|International Classification||C30B25/02, C23C16/02|
|Cooperative Classification||C30B29/04, C30B25/02, C23C16/0272|
|European Classification||C30B25/02, C23C16/02H|
|May 31, 1995||AS||Assignment|
Owner name: UNIVERSITY OF FLORIDA, FLORIDA
Free format text: ASSIGNMENT OF ASSIGNORS INTEREST;ASSIGNORS:ADAIR, JAMES H.;SINGH, RAJIV K.;REEL/FRAME:007510/0635
Effective date: 19950524
|Apr 2, 1996||CC||Certificate of correction|
|Mar 22, 1999||FPAY||Fee payment|
Year of fee payment: 4
|Aug 13, 2003||REMI||Maintenance fee reminder mailed|

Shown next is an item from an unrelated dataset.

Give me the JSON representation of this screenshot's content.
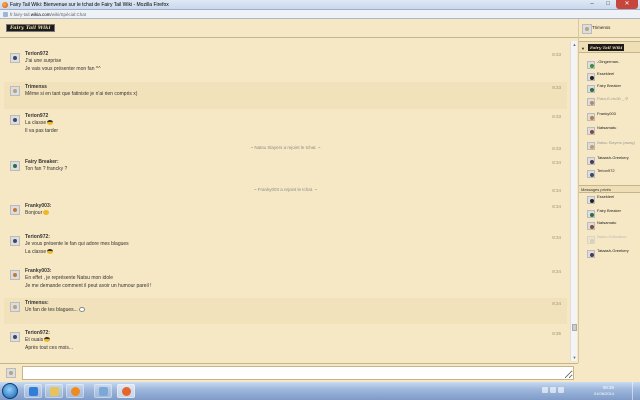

|Jan 23, 2004||LAPS||Lapse for failure to pay maintenance fees|
|Mar 23, 2004||FP||Expired due to failure to pay maintenance fee|
Effective date: 20040123